It’s satire, geddit?
Back in 2003, there was a furore in the US, after Vanity Fair Magazine posted an article titled “Ask Dame Edna“. It contained fictional questions and the character’s answers to them. One question asked “Should I learn” Spanish?”. The Dame’s answer was “Don’t bother, why would you want to have a conversation with the help?”
I’m paraphrasing but that was the gist of it. There was an uproar and the mag issued an apology.
But Dame Edna isn’t a person. She’s a caricature of a certain class of people with bad taste and a touch of hypocrisy to their morals that do look down on the help. Barry Humphries couldn’t hold the racist views that Dame Edna has; he wouldn’t be able to do the character so well if he did. Edna’s comments were a nod, a wink and a roll of the eyes from Humphries to the informed reader that makes fun of people who hold these racist views.
It’s satire, folks. It’s the mocking of a certain set of behaviours or beliefs by exaggerating them.

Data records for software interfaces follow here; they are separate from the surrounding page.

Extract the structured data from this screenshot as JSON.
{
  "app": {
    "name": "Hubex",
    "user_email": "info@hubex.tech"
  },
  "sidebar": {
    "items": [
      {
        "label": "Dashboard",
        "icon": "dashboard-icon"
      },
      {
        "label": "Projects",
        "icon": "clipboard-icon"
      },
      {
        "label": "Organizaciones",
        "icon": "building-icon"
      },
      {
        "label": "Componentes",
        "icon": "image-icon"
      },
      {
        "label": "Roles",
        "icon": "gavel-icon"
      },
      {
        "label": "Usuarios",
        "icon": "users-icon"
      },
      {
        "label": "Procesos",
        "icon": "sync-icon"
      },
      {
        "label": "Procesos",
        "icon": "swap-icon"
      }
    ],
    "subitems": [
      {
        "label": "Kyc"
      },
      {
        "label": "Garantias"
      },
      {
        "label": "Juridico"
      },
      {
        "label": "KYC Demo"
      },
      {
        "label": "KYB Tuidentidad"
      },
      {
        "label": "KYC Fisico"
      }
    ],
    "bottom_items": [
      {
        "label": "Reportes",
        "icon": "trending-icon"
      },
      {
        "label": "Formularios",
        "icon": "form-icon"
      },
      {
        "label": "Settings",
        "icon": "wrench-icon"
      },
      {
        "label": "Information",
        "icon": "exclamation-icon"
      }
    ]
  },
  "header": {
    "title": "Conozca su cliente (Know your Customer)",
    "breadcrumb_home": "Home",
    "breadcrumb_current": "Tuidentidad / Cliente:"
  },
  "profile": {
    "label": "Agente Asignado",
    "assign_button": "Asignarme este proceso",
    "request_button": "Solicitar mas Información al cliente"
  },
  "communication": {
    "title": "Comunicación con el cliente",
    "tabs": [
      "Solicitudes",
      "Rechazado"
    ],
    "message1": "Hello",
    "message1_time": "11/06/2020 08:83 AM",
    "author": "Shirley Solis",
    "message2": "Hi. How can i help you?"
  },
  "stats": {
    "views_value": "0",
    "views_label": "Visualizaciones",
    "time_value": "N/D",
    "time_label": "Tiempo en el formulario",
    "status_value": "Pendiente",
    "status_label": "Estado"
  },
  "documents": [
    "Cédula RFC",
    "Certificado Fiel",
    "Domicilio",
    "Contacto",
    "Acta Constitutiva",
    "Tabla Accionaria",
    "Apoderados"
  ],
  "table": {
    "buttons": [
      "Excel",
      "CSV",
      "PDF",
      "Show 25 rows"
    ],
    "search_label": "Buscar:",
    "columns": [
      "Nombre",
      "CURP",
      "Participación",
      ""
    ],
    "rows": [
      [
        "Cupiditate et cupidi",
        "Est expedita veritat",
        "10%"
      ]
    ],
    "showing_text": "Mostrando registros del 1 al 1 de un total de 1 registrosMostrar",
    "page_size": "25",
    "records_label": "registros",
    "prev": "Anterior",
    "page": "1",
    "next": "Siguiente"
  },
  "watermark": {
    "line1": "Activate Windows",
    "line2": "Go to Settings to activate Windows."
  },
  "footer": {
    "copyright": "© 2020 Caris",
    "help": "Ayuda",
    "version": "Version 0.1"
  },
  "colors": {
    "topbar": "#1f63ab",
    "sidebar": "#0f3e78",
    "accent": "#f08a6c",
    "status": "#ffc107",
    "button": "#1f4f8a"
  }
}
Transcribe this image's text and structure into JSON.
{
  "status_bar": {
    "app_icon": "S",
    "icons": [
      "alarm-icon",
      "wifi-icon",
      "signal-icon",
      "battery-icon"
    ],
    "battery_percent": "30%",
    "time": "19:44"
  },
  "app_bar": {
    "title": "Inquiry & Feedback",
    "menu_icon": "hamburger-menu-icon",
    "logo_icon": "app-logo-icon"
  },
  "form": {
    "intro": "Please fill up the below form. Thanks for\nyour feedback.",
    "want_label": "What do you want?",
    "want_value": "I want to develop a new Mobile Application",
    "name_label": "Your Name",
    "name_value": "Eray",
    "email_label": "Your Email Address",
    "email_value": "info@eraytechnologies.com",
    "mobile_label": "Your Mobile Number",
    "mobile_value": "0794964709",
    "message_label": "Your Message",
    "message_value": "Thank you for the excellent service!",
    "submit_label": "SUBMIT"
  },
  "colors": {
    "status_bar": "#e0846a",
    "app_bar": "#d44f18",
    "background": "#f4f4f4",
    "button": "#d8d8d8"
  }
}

The current controversy over comedian Chris Lilley is similar. We all know by now that it’s a bad coincidence that one of his scenarios has had a bizarrely similar real-life parallel. But people still don’t seem to understand the concept of satire.
The article I’ve linked to, above, says:
Comedian Chris Lilley’s hit show Summer Heights High, which is centred on a fictional school, on Wednesday night poked fun at the ecstasy death of a blonde, teenage student named “Annabel”.
But this is wrong.
Neither Chris, nor the show, were poking fun at “the ecstasy death” of anyone. Chris, and the show, were poking fun at the insensitive attitudes that some people have towards tragedy (a fatal overdose in this case) and how some people will go to the most appalling lengths, exploiting community grief and ignoring taboo, to feed their own egos.
We all know someone with a big ego. They might not go the the lengths of Mr G to inflate it further but by taking the concept to the extreme to highlight the behaviour, Lilley invites us to draw our conclusions about that behaviour.
The irony of the Edna incident was that at the end of the reply, she says “If you’re American, try [learning] English”, which, I think is more insulting to Americans than the “help” reference was to Hispanics.